What to work on: From the entries below, copy every line where the string "лицо" appears.

[Given records]

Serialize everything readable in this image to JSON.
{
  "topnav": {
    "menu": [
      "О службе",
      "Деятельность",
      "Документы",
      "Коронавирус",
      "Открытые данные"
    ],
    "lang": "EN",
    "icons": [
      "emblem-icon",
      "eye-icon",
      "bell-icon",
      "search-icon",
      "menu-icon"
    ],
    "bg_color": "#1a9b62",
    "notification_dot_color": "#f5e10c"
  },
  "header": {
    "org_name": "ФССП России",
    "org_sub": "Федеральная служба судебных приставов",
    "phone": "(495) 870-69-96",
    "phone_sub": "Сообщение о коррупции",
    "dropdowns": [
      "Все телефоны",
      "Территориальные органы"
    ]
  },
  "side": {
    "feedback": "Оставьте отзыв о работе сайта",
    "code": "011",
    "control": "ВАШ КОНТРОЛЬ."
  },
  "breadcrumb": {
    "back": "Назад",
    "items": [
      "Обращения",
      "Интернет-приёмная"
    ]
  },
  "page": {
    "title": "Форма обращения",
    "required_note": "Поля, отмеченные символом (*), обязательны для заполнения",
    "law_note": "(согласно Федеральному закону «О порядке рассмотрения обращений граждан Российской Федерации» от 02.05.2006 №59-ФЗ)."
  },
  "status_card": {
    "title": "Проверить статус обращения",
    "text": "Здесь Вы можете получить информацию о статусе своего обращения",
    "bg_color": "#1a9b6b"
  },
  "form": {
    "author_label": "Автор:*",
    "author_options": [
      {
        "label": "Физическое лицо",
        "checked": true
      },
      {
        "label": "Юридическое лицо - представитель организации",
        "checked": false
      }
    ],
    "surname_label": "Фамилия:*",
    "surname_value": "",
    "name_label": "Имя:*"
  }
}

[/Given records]

Written solution:
        "label": "Физическое лицо",
        "label": "Юридическое лицо - представитель организации",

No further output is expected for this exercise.